Gatekeepers have an information advantage that allows them to monopolize the discourse, which in turn enables them to easily exclude both artists and experts who do not understand the discourse well enough. (269) Gatekeepers decide on who to let in (to attain a certain reputation) and those who are to be kept out. In fact, participants in the discourse occasionally let artists in by granting them a favorable reputation, while others are rejected or are stripped of their favorable reputations. This way the favorable reputation of the insider artists can be protected. (272)
That “reputation” is generated by facts that lie outside any specific piece of work. Aspiring artists and academics alike are notorious CV polishers. Every award, every show, every mention in the media—all part of our permanent record. We present it to the gatekeepers, to edge our new work to the front of the line; we gaze at it in the mirror, to convince ourselves that our work has mattered.

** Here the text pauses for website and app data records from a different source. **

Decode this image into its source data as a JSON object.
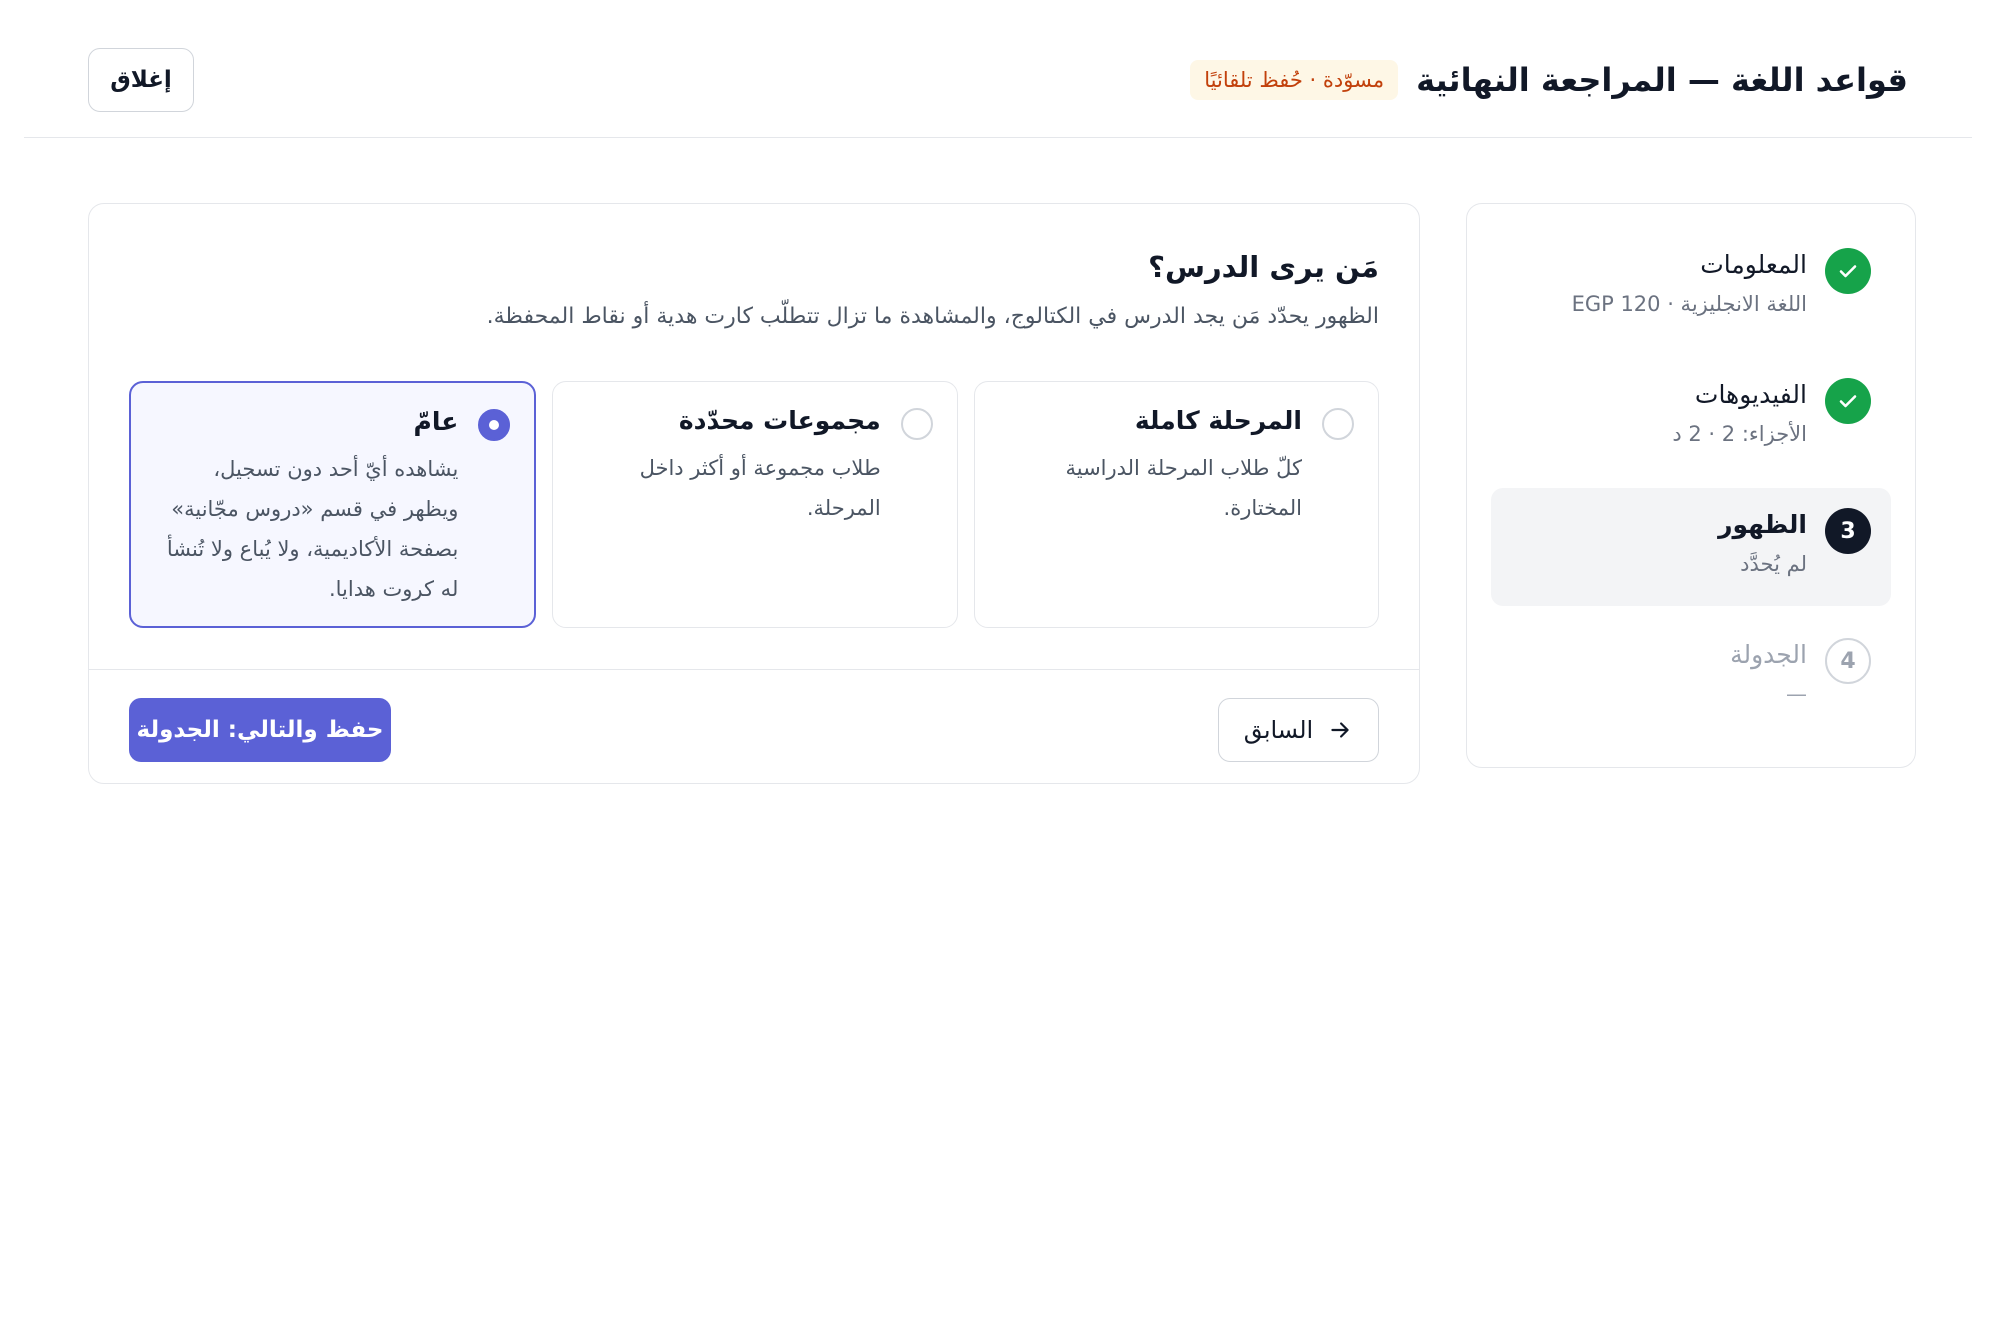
{
  "header": {
    "title": "قواعد اللغة — المراجعة النهائية",
    "draft_badge": "مسوّدة · حُفظ تلقائيًا",
    "close_label": "إغلاق"
  },
  "stepper": {
    "steps": [
      {
        "number": "1",
        "title": "المعلومات",
        "subtitle": "اللغة الانجليزية · EGP 120",
        "state": "done"
      },
      {
        "number": "2",
        "title": "الفيديوهات",
        "subtitle": "الأجزاء: 2 · 2 د",
        "state": "done"
      },
      {
        "number": "3",
        "title": "الظهور",
        "subtitle": "لم يُحدَّد",
        "state": "current"
      },
      {
        "number": "4",
        "title": "الجدولة",
        "subtitle": "—",
        "state": "pending"
      }
    ]
  },
  "visibility": {
    "title": "مَن يرى الدرس؟",
    "description": "الظهور يحدّد مَن يجد الدرس في الكتالوج، والمشاهدة ما تزال تتطلّب كارت هدية أو نقاط المحفظة.",
    "options": [
      {
        "title": "المرحلة كاملة",
        "description": "كلّ طلاب المرحلة الدراسية المختارة.",
        "selected": false
      },
      {
        "title": "مجموعات محدّدة",
        "description": "طلاب مجموعة أو أكثر داخل المرحلة.",
        "selected": false
      },
      {
        "title": "عامّ",
        "description": "يشاهده أيّ أحد دون تسجيل، ويظهر في قسم «دروس مجّانية» بصفحة الأكاديمية، ولا يُباع ولا تُنشأ له كروت هدايا.",
        "selected": true
      }
    ]
  },
  "footer": {
    "prev_label": "السابق",
    "next_label": "حفظ والتالي: الجدولة"
  },
  "colors": {
    "accent": "#5b61d6",
    "success": "#16a34a",
    "draft_text": "#c2410c",
    "draft_bg": "#fef7e6"
  },
  "icons": {
    "step_done": "check-icon",
    "prev": "arrow-right-icon"
  }
}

And every one of those gatekeepers relies on gatekeepers before them. An MFA from Columbia weighs more than an MFA from across the river at St. Francis College in Brooklyn. A distance far greater than the nominal hundred miles separates the MFAs from the University of Michigan and Western Michigan University; the two equivalent degrees are tickets to entirely different kinds of conversations. Literary editors are loathe to read unagented work, and the agentry community itself uses the word “slush” to designate the writing (and by extension, the writers) who must be cleared from the porch before the real workday can actually start. Each of those offers a simple binary of consideration: do you have the reputation that makes you worthy of scarce attention, or are you safely ignored?
The value of reputation is what economists would refer to as a market distortion, in which some external factors prevent product A for price $A from being set directly against product B offered at price $B. Most products, from prospective faculty and prospective artists and prospective writers, have no access to a meaningful marketplace at all.